TFS being a tool that has some intimacy with Visual Studio often puts me in a situation where clients have many questions regarding the different versions of Visual Studio. The tight integration between TFS and Visual Studio can leave one wondering… where does Visual Studio end and TFS begin.

I will be the first to admit that any search for a comparison between Visual Studio editions is pretty easy to come by, but for convenience, here’s a useful comparative table of visual studio 2010 versions.

Visual Studio Sku

(Image stolen from Ahmed Salijee)

Visual Studio 2010 Professional

Professional is your entry level environment allowing you to perform you day to day coding tasks. A big issue that I have is the lack of quality tools packaged with this edition, but it is a cheaper alternative to get your team up and going.

Visual Studio 2010 Premium

Premium in my mind is the minimum version that an enterprise dev team should consider. More expensive, but adding a quality perspective, including aspects such as code analysis, code coverage & metrics and then also (in my mind) a hugely underutilised “Database Professional”.

Visual Studio 2010 Ultimate

Ultimate is the granddaddy. A strong focus on architecture with support for modelling and layer validation, but including load and web tests. It also includes a Test Manager license (see Test Professional below). Very pricey and probably not worth the money in most teams/smaller companies.

Stepping out of the developer realm a new product or edition has been introduced in the 2010 suite called Test Professional

Test Professional

Contrary to common believe this is NOT a development environment. It includes Team Explorer, but that is where the similarities end. Test Professional edition primarily consists of Microsoft Test Manager, a tool that is targeted toward the tester, someone that needs to set-up test cases and execute these by (often) manually running through the application. It also includes the ability to set-up and configure Lab Management which in my opinion is more technical than I would prefer to allow a tester to handle.

Misconceptions…

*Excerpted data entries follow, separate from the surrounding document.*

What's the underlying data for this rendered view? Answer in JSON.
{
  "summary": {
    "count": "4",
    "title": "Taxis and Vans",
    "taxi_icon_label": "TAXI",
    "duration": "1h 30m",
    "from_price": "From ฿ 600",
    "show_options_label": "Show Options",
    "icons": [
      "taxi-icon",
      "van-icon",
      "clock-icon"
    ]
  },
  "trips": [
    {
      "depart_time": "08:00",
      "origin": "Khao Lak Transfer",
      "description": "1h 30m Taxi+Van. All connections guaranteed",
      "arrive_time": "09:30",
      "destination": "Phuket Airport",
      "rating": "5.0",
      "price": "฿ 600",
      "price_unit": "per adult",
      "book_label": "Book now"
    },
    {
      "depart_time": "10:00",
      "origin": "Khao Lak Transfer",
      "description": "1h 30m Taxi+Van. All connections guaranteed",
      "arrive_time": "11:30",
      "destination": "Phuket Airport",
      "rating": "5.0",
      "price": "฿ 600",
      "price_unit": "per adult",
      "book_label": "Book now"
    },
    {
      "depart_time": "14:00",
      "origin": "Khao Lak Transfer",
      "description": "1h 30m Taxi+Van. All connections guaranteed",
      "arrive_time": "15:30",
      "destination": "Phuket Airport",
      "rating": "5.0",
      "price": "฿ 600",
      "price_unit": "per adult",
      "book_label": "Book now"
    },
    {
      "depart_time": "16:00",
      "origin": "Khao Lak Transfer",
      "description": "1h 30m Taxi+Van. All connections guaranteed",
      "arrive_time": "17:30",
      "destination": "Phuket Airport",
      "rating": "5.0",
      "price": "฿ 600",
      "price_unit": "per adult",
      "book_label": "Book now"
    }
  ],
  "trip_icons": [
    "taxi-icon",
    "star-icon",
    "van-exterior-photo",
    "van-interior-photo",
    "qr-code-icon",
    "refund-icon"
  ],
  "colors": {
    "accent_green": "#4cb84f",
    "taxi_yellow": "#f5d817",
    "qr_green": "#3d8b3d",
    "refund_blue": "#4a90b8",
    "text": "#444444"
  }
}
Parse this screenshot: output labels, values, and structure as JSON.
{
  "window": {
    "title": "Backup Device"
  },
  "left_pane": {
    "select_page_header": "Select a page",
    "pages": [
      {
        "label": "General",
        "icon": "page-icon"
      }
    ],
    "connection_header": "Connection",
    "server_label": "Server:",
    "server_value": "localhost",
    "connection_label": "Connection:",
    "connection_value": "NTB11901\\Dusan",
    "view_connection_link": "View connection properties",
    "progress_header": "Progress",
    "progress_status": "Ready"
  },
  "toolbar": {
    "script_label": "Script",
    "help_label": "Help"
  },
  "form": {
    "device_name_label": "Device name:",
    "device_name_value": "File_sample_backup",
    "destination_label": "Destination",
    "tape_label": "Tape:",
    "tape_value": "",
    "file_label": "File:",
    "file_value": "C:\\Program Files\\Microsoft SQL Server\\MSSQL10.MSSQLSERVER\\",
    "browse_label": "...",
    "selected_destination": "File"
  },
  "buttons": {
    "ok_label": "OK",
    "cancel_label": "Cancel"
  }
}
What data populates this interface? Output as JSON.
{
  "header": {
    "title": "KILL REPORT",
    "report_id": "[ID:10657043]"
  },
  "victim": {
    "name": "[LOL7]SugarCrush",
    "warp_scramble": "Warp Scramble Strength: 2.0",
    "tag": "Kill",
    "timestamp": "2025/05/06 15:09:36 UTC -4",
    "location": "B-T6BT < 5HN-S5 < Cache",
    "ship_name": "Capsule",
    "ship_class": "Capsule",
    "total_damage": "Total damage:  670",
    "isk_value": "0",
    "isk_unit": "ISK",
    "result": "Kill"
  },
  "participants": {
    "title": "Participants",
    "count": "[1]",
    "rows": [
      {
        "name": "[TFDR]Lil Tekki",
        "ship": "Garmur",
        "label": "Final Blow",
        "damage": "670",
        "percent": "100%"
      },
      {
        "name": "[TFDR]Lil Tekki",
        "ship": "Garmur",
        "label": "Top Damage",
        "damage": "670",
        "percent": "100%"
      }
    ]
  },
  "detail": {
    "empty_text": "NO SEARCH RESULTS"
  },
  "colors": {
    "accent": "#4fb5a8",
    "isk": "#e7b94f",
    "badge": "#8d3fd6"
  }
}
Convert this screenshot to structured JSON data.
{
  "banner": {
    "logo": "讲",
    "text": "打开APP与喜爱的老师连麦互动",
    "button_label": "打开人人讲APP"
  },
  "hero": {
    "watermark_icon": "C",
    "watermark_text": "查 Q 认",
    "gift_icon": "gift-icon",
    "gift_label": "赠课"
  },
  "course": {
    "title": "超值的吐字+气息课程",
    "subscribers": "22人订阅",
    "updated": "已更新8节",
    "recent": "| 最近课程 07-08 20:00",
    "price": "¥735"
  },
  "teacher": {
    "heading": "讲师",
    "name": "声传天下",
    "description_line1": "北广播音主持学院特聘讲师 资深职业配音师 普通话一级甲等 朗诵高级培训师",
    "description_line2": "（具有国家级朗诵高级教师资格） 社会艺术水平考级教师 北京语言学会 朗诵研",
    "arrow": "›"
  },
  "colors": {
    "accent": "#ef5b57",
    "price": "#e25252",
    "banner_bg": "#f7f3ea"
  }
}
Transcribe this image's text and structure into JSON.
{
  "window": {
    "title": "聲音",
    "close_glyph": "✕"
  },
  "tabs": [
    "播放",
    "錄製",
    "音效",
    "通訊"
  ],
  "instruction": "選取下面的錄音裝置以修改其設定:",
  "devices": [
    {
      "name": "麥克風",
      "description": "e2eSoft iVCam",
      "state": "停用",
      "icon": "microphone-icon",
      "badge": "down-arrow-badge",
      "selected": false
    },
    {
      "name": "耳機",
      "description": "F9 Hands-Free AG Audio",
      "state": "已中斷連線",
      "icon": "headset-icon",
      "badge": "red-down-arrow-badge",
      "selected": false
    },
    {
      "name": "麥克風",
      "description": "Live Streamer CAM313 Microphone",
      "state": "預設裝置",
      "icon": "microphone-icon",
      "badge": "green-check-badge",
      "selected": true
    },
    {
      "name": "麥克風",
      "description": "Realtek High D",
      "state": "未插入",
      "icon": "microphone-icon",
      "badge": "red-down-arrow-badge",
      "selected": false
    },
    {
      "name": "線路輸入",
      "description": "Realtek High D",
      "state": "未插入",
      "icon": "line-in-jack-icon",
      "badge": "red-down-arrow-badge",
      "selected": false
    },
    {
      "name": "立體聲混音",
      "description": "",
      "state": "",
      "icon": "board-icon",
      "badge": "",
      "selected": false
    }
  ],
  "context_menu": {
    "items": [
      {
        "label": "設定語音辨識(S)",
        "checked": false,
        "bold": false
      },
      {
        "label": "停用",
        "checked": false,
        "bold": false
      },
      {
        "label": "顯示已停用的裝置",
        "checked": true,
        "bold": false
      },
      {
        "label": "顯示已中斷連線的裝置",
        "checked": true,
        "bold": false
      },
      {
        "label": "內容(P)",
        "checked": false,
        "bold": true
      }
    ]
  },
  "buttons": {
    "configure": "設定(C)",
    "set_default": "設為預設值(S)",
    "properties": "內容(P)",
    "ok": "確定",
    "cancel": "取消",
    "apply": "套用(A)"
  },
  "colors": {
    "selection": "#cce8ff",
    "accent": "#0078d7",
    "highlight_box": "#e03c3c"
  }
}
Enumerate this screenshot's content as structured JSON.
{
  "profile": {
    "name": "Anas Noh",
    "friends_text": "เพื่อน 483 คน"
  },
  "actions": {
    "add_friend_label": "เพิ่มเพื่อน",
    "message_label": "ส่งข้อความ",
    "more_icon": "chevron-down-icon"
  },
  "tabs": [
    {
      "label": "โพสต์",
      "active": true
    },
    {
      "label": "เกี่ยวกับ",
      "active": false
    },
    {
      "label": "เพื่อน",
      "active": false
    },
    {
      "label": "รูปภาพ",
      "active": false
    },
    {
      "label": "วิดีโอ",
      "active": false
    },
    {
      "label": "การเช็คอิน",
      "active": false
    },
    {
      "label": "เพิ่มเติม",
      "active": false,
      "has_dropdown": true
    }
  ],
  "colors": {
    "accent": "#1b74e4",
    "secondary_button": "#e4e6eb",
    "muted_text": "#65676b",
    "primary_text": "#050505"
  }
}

One of the misconceptions that I often deal with is that you need Visual Studio to “work” with TFS. Team Explorer is actually all you need which happens to be a free download (you still need a CAL to access TFS though). Team Explorer does provide a tight integration between TFS and ANY Visual Studio 2010 version though. Then again Team Explorer is just one of the many ways to interact with TFS…